If you’re not familiar with the The Episcopal Church Foundation’s Vital Practices site, you should be. Today they posted an article about Lent Madness written by our own Scott Gunn. Scott’s feeling very proud of himself for writing about Lent Madness and not giving me (Tim) a single mention. Besides the fact that he’s now dead to me, it was an excellent piece about Forward Movement’s motivation for getting involved with Lent Madness.
Has Forward Movement Gone Mad for Lent Madness?
By the Rev. Scott Gunn
For decades, Forward Movement has been most widely known for its flagship publication, Forward Day by Day. Hundreds of thousands of readers around the world find inspiration in the quarterly printed booklet. In the US, many Episcopalians learned about Forward Movement in their narthex. Lots of pamphlets sit in racks, waiting to be read.
So it came as a surprise to some folks that we would be partnering in the offering Lent Madness this year. Even the name doesn’t sound much like Forward Movement of the past.
For those of you who haven’t joined the Internet sensation yet, Lent Madness is a “saintly smackdown” patterned after college basketball’s March Madness. Each day of Lent, starting with “Ash Thursday,” February 23, readers will vote for their favorite saint. Celebrity bloggers will write about the saints, and the winning saints will advance through a single-elimination bracket. We start with 32 saints, but only one saint wins the Golden Halo.
It sounds vaguely irreverent. Un-Lenten. And it’s no surprise that the daughter of one of our staff members, when she saw this on Facebook, sent a message, “Is this really Forward Movement?”
In fact, Lent Madness is a pretty good way to spend Lent. One of our Eucharistic prefaces says that Lent is a time to “prepare with joy for the Paschal feast.” I still hope people will scrutinize their lives and make use of the sacraments of the church to renew their journey during Lent. I hope people will think about penitence. But I also think there’s nothing wrong with smiling during Lent. Jesus was the life of the party, after all.
Those who take part in Lent Madness will learn about the ways in which God’s grace was revealed in the lives of 32 extraordinary women and men. In learning about the lives of saints, we learn something about how to live in our own lives.
Still, you might be asking, why Forward Movement? Seems like a long way from pamphlets to the Golden Halo.
To understand, you have to go back to the origins of Forward Movement. In 1934, the church was “weary and divided.” Realizing that there was no way out of the current situation using the existing solutions, General Convention created Forward Movement “to reinvigorate the life of the church.”
After some creative thinking, the founders hit upon this insight. The Episcopal Church would be strong when its congregations were strong. And the congregations would be strong when their members had engaged spiritual practices, when they were true disciples.
How do you build up disciples? Back in 1935 it was with pamphlets: cheap printed material that could nourish current members and help Episcopalians share their story with others. For decades, Forward Movement has offered Forward Day by Day to support the daily practice of scripture reading and meditation. We’ve used the best tools for the challenge at hand.
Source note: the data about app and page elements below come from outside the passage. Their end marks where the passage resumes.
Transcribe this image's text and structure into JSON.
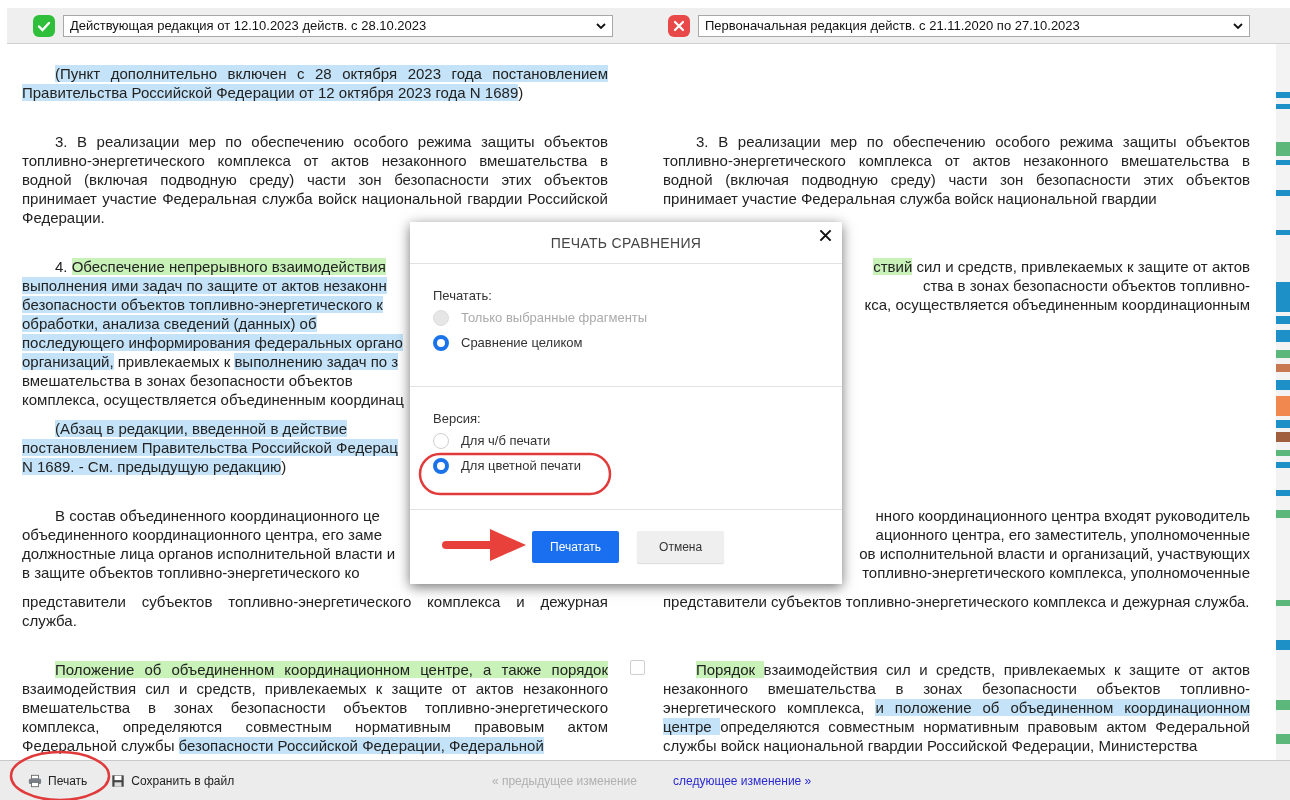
{
  "header": {
    "left": {
      "current": true,
      "version": "Действующая редакция от 12.10.2023 действ. с 28.10.2023"
    },
    "right": {
      "current": false,
      "version": "Первоначальная редакция действ. с 21.11.2020 по 27.10.2023"
    }
  },
  "rows": [
    {
      "left": [
        {
          "kind": "text",
          "indent": true,
          "segments": [
            {
              "text": "(Пункт дополнительно включен с 28 октября 2023 года постановлением Правительства Российской Федерации от 12 октября 2023 года N 1689",
              "color": "#c4e3f8"
            },
            {
              "text": ")"
            }
          ]
        }
      ],
      "right": []
    },
    {
      "left": [
        {
          "kind": "text",
          "indent": true,
          "segments": [
            {
              "text": "3. В реализации мер по обеспечению особого режима защиты объектов топливно-энергетического комплекса от актов незаконного вмешательства в водной (включая подводную среду) части зон безопасности этих объектов принимает участие Федеральная служба войск национальной гвардии Российской Федерации."
            }
          ]
        }
      ],
      "right": [
        {
          "kind": "text",
          "indent": true,
          "segments": [
            {
              "text": "3. В реализации мер по обеспечению особого режима защиты объектов топливно-энергетического комплекса от актов незаконного вмешательства в водной (включая подводную среду) части зон безопасности этих объектов принимает участие Федеральная служба войск национальной гвардии"
            }
          ]
        }
      ]
    },
    {
      "left": [
        {
          "kind": "fragment",
          "indent": true,
          "lines": [
            [
              {
                "text": "4. "
              },
              {
                "text": "Обеспечение непрерывного взаимодействия",
                "color": "#c9f2b8"
              }
            ],
            [
              {
                "text": "выполнения ими задач по защите от актов незаконн",
                "color": "#c4e3f8"
              }
            ],
            [
              {
                "text": "безопасности объектов топливно-энергетического к",
                "color": "#c4e3f8"
              }
            ],
            [
              {
                "text": "обработки, анализа сведений (данных) об",
                "color": "#c4e3f8"
              }
            ],
            [
              {
                "text": "последующего информирования федеральных органо",
                "color": "#c4e3f8"
              }
            ],
            [
              {
                "text": "организаций,",
                "color": "#c4e3f8"
              },
              {
                "text": " привлекаемых к "
              },
              {
                "text": "выполнению задач по з",
                "color": "#c4e3f8"
              }
            ],
            [
              {
                "text": "вмешательства в зонах безопасности объектов"
              }
            ],
            [
              {
                "text": "комплекса, осуществляется объединенным координац"
              }
            ]
          ]
        },
        {
          "kind": "fragment",
          "indent": true,
          "lines": [
            [
              {
                "text": "(Абзац в редакции, введенной в действие",
                "color": "#c4e3f8"
              }
            ],
            [
              {
                "text": "постановлением Правительства Российской Федерац",
                "color": "#c4e3f8"
              }
            ],
            [
              {
                "text": "N 1689. - См. предыдущую редакцию",
                "color": "#c4e3f8"
              },
              {
                "text": ")"
              }
            ]
          ]
        }
      ],
      "right": [
        {
          "kind": "fragment",
          "indent": false,
          "lines": [
            [
              {
                "text": "ствий",
                "color": "#c9f2b8"
              },
              {
                "text": " сил и средств, привлекаемых к защите от актов"
              }
            ],
            [
              {
                "text": "ства в зонах безопасности объектов топливно-"
              }
            ],
            [
              {
                "text": "кса, осуществляется объединенным координационным"
              }
            ]
          ]
        }
      ]
    },
    {
      "left": [
        {
          "kind": "fragment",
          "indent": true,
          "lines": [
            [
              {
                "text": "В состав объединенного координационного це"
              }
            ],
            [
              {
                "text": "объединенного координационного центра, его заме"
              }
            ],
            [
              {
                "text": "должностные лица органов исполнительной власти и"
              }
            ],
            [
              {
                "text": "в защите объектов топливно-энергетического ко"
              }
            ]
          ]
        },
        {
          "kind": "text",
          "indent": false,
          "segments": [
            {
              "text": "представители субъектов топливно-энергетического комплекса и дежурная служба."
            }
          ]
        }
      ],
      "right": [
        {
          "kind": "fragment",
          "indent": false,
          "lines": [
            [
              {
                "text": "нного координационного центра входят руководитель"
              }
            ],
            [
              {
                "text": "ационного центра, его заместитель, уполномоченные"
              }
            ],
            [
              {
                "text": "ов исполнительной власти и организаций, участвующих"
              }
            ],
            [
              {
                "text": "топливно-энергетического комплекса, уполномоченные"
              }
            ]
          ]
        },
        {
          "kind": "text",
          "indent": false,
          "segments": [
            {
              "text": "представители субъектов топливно-энергетического комплекса и дежурная служба."
            }
          ]
        }
      ]
    },
    {
      "gutter_checkbox": {
        "checked": false
      },
      "left": [
        {
          "kind": "text",
          "indent": true,
          "segments": [
            {
              "text": "Положение об объединенном координационном центре, а также порядок",
              "color": "#c9f2b8"
            },
            {
              "text": " взаимодействия сил и средств, привлекаемых к защите от актов незаконного вмешательства в зонах безопасности объектов топливно-энергетического комплекса, определяются совместным нормативным правовым актом Федеральной службы "
            },
            {
              "text": "безопасности Российской Федерации, Федеральной",
              "color": "#c4e3f8"
            }
          ]
        }
      ],
      "right": [
        {
          "kind": "text",
          "indent": true,
          "segments": [
            {
              "text": "Порядок ",
              "color": "#c9f2b8"
            },
            {
              "text": "взаимодействия сил и средств, привлекаемых к защите от актов незаконного вмешательства в зонах безопасности объектов топливно-энергетического комплекса, "
            },
            {
              "text": "и положение об объединенном координационном центре ",
              "color": "#c4e3f8"
            },
            {
              "text": "определяются совместным нормативным правовым актом Федеральной службы войск национальной гвардии Российской Федерации, Министерства"
            }
          ]
        }
      ]
    }
  ],
  "dialog": {
    "title": "ПЕЧАТЬ СРАВНЕНИЯ",
    "groups": [
      {
        "label": "Печатать:",
        "options": [
          {
            "label": "Только выбранные фрагменты",
            "selected": false,
            "disabled": true
          },
          {
            "label": "Сравнение целиком",
            "selected": true,
            "disabled": false
          }
        ]
      },
      {
        "label": "Версия:",
        "options": [
          {
            "label": "Для ч/б печати",
            "selected": false,
            "disabled": false
          },
          {
            "label": "Для цветной печати",
            "selected": true,
            "disabled": false
          }
        ]
      }
    ],
    "buttons": [
      {
        "label": "Печатать",
        "kind": "primary"
      },
      {
        "label": "Отмена",
        "kind": "secondary"
      }
    ]
  },
  "footer": {
    "print": "Печать",
    "save": "Сохранить в файл",
    "prev": {
      "label": "« предыдущее изменение",
      "disabled": true
    },
    "next": {
      "label": "следующее изменение »",
      "disabled": false
    }
  }
}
Today our church is “weary and divided” again. Congregations face financial challenges, and most people agree its time to rethink how the Episcopal Church itself works at a churchwide level. Relationships have been strained by controversy over the past few years.
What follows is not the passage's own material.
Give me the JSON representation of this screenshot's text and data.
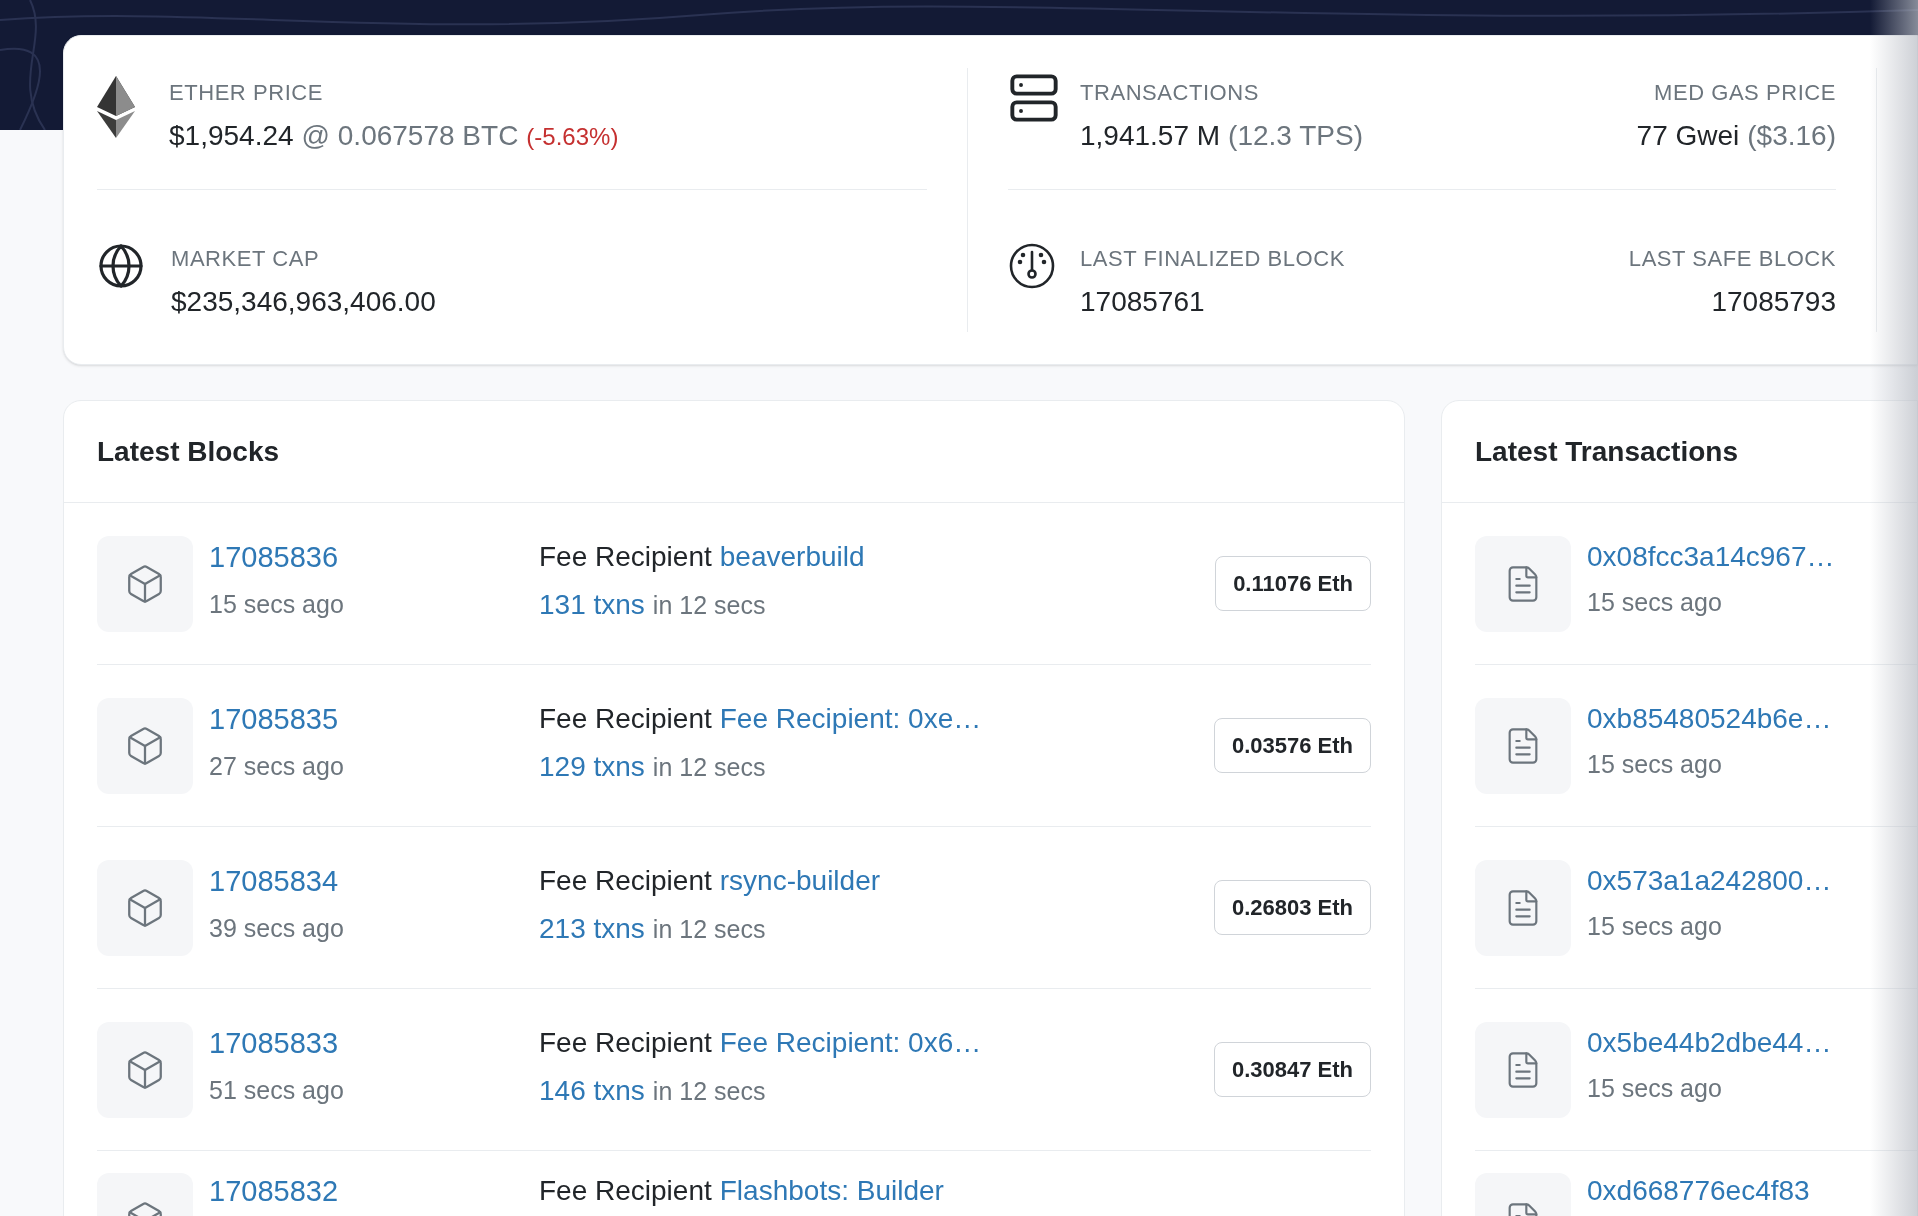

Forward Movement begins a new chapter by getting back to our origins. We’re finding fresh ways to nourish current members of the church and supporting Episcopalians as they seek to share their stories with others.
Social media, ebooks, and websites can be thought of as the pamphlets of our time, that is, as the tools of our time to support discipleship and engage evangelism.
Lent Madness is appealing across generational lines. College students are excited about Lent. Episcopalians are sharing this resource with others. Everyone will learn a bit about the saints. In doing all this, we are nourishing current members and equipping Christians to share their faith story.
Don’t let the laughter and the saints wearing sunglasses fool you. St. Paul challenged us to be all things to all people. Lent Madness is helping us connect with people who won’t connect through pamphlets or church suppers. Lent Madness makes us “fools for Christ,” but we’re definitely for Christ.
The Rev. Scott Gunn is executive director of Forward Movement. He blogs at www.sevenwholedays.org.